“We are nation of immigrants. Some came here willingly, some unwillingly. Nonetheless, we are immigrants, or the descendants of immigrants, one, and all. Even the natives came from somewhere else, originally. All of the people who come to this country come for freedom, or for some product of that extraordinary, illusory condition. That is what we offer here—freedom and opportunity in a land of relative plenty.” (Middletown Journal 2005)
When most people think about immigration to the United States, they think of the U.S. as being the “land of opportunity,” where they will be able to make all of their dreams come true. For some people, immigration made their lives richer and more fulfilled. This however, was not always the case. A place that is supposed to be a “Golden Land” (Marcus 116) did not always welcome people with open arms. Even after people became legal citizens of the United States, often times the natural born Americans did not treat the immigrants as equals but rather as outsiders who were beneath them in some way. In some situations, people’s lives were made worse by coming to the “land of opportunity.” Often times people were living no better than they
The culture of every ethnic group is beautiful in its own way and worth cherishing. Today, America is known as the great melting pot not for the number of immigrants it has but rather because of the wonderful cultures and traditions the immigrants brought with them. Immigrants do not need to forgo their mother tongue, significant celebrations or customs to become American. However to be socially accepted, they will need to learn English, take part in celebrating national holidays and fulfill their patriotic duties Americans like every other U.S citizens.

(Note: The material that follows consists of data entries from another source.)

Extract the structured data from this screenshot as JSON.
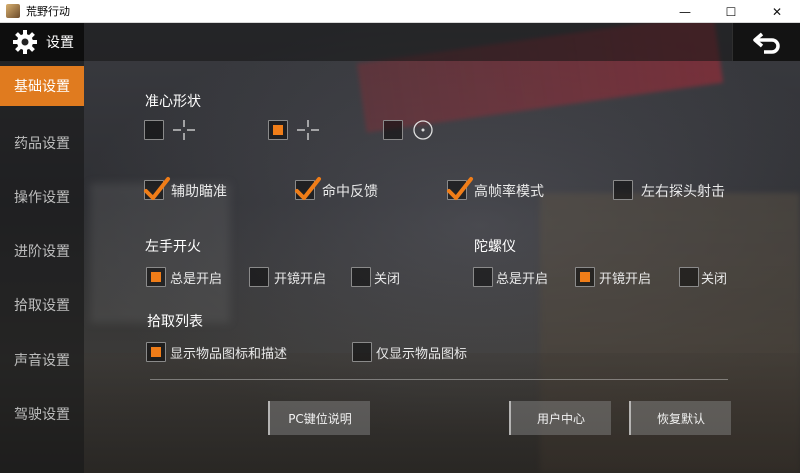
{
  "window": {
    "title": "荒野行动",
    "controls": {
      "minimize": "—",
      "maximize": "☐",
      "close": "✕"
    }
  },
  "header": {
    "title": "设置"
  },
  "sidebar": {
    "items": [
      {
        "label": "基础设置",
        "active": true
      },
      {
        "label": "药品设置",
        "active": false
      },
      {
        "label": "操作设置",
        "active": false
      },
      {
        "label": "进阶设置",
        "active": false
      },
      {
        "label": "拾取设置",
        "active": false
      },
      {
        "label": "声音设置",
        "active": false
      },
      {
        "label": "驾驶设置",
        "active": false
      }
    ]
  },
  "crosshair": {
    "title": "准心形状",
    "options": [
      {
        "icon": "crosshair-gap-icon",
        "checked": false
      },
      {
        "icon": "crosshair-gap-icon",
        "checked": true
      },
      {
        "icon": "crosshair-dot-circle-icon",
        "checked": false
      }
    ]
  },
  "toggles": [
    {
      "label": "辅助瞄准",
      "checked": true
    },
    {
      "label": "命中反馈",
      "checked": true
    },
    {
      "label": "高帧率模式",
      "checked": true
    },
    {
      "label": "左右探头射击",
      "checked": false
    }
  ],
  "left_fire": {
    "title": "左手开火",
    "options": [
      {
        "label": "总是开启",
        "checked": true
      },
      {
        "label": "开镜开启",
        "checked": false
      },
      {
        "label": "关闭",
        "checked": false
      }
    ]
  },
  "gyro": {
    "title": "陀螺仪",
    "options": [
      {
        "label": "总是开启",
        "checked": false
      },
      {
        "label": "开镜开启",
        "checked": true
      },
      {
        "label": "关闭",
        "checked": false
      }
    ]
  },
  "pickup_list": {
    "title": "拾取列表",
    "options": [
      {
        "label": "显示物品图标和描述",
        "checked": true
      },
      {
        "label": "仅显示物品图标",
        "checked": false
      }
    ]
  },
  "buttons": {
    "keys": "PC键位说明",
    "user_center": "用户中心",
    "reset": "恢复默认"
  },
  "colors": {
    "accent": "#e07b1f",
    "checkbox_fill": "#f07d18"
  }
}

The "American dream" is different for every person. To some it means financial success, to others it means freedom of expression, while others dream to practice their religion without fear. The "American dream" is a complex concept providing immigrants with the hope of better life. The U.S. government provides the environment and resources for everyone to pursue their dreams. Each year millions of people around the world apply for the Diversity Visa lottery program provided by the U.S. government, however only a few thousand people are lucky enough to come here. America is the place where people are judged by their achievements instead of having references or connections. Even though the American economy is in recession and the

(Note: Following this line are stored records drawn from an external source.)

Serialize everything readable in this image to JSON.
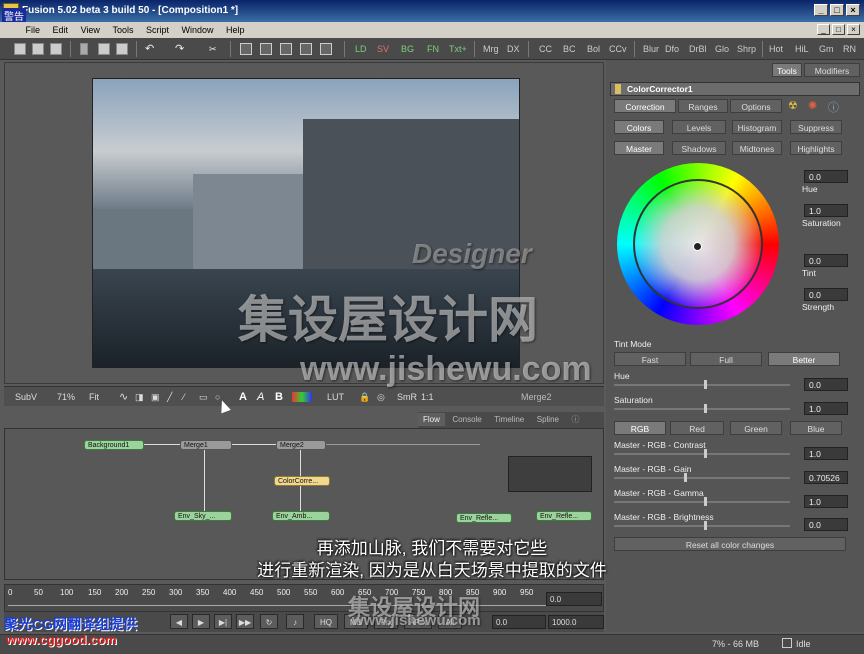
{
  "window": {
    "title": "Fusion 5.02 beta 3 build 50 - [Composition1 *]",
    "buttons": [
      "_",
      "□",
      "×"
    ]
  },
  "menu": [
    "File",
    "Edit",
    "View",
    "Tools",
    "Script",
    "Window",
    "Help"
  ],
  "toolbar": {
    "tools": [
      "LD",
      "SV",
      "BG",
      "FN",
      "Txt+",
      "Mrg",
      "DX",
      "CC",
      "BC",
      "Bol",
      "CCv",
      "Blur",
      "Dfo",
      "DrBl",
      "Glo",
      "Shrp",
      "Hot",
      "HiL",
      "Gm",
      "RN"
    ]
  },
  "viewer": {
    "subview": "SubV",
    "zoom": "71%",
    "fit": "Fit",
    "text_tools": [
      "A",
      "A",
      "B"
    ],
    "lut": "LUT",
    "smr": "SmR",
    "ratio": "1:1",
    "node": "Merge2"
  },
  "flow": {
    "tabs": [
      "Flow",
      "Console",
      "Timeline",
      "Spline"
    ],
    "nodes": {
      "bg": "Background1",
      "m1": "Merge1",
      "m2": "Merge2",
      "cc": "ColorCorre...",
      "sky": "Env_Sky_...",
      "amb": "Env_Amb...",
      "refl1": "Env_Refle...",
      "refl2": "Env_Refle..."
    }
  },
  "timeline": {
    "ticks": [
      "0",
      "50",
      "100",
      "150",
      "200",
      "250",
      "300",
      "350",
      "400",
      "450",
      "500",
      "550",
      "600",
      "650",
      "700",
      "750",
      "800",
      "850",
      "900",
      "950"
    ],
    "current": "0.0"
  },
  "transport": {
    "hq": "HQ",
    "mb": "MB",
    "prx": "Prx",
    "aprx": "APrx",
    "all": "All",
    "render_start": "0.0",
    "render_end": "1000.0"
  },
  "status": {
    "memory": "7% - 66 MB",
    "state": "Idle"
  },
  "panel": {
    "top_tabs": [
      "Tools",
      "Modifiers"
    ],
    "tool_name": "ColorCorrector1",
    "tabs": [
      "Correction",
      "Ranges",
      "Options"
    ],
    "subtabs": [
      "Colors",
      "Levels",
      "Histogram",
      "Suppress"
    ],
    "ranges": [
      "Master",
      "Shadows",
      "Midtones",
      "Highlights"
    ],
    "wheel": {
      "hue_val": "0.0",
      "hue_lbl": "Hue",
      "sat_val": "1.0",
      "sat_lbl": "Saturation",
      "tint_val": "0.0",
      "tint_lbl": "Tint",
      "str_val": "0.0",
      "str_lbl": "Strength"
    },
    "tint_mode": {
      "label": "Tint Mode",
      "options": [
        "Fast",
        "Full",
        "Better"
      ]
    },
    "hue": {
      "label": "Hue",
      "value": "0.0"
    },
    "saturation": {
      "label": "Saturation",
      "value": "1.0"
    },
    "channels": [
      "RGB",
      "Red",
      "Green",
      "Blue"
    ],
    "contrast": {
      "label": "Master - RGB - Contrast",
      "value": "1.0"
    },
    "gain": {
      "label": "Master - RGB - Gain",
      "value": "0.70526"
    },
    "gamma": {
      "label": "Master - RGB - Gamma",
      "value": "1.0"
    },
    "brightness": {
      "label": "Master - RGB - Brightness",
      "value": "0.0"
    },
    "reset": "Reset all color changes"
  },
  "subtitles": [
    "再添加山脉, 我们不需要对它些",
    "进行重新渲染, 因为是从白天场景中提取的文件"
  ],
  "watermarks": {
    "designer": "Designer",
    "jishe": "集设屋设计网",
    "url": "www.jishewu.com",
    "cg": "聚光CG网翻译组提供",
    "cgurl": "www.cggood.com",
    "corner": "警告"
  }
}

Most Americans place their pride in being apart of a country where a man can start at the bottom and work his way to the top. We also stress the fact that we are “all created equal” with “certain unalienable rights, that among these are Life, Liberty and the Pursuit of Happiness.” (Jefferson 45) During the early 1900s white Americans picked and chose who they saw fit to live in America and become an American. “Those that separate the desirable from the undesirable citizen or neighbor are individual rather than race.”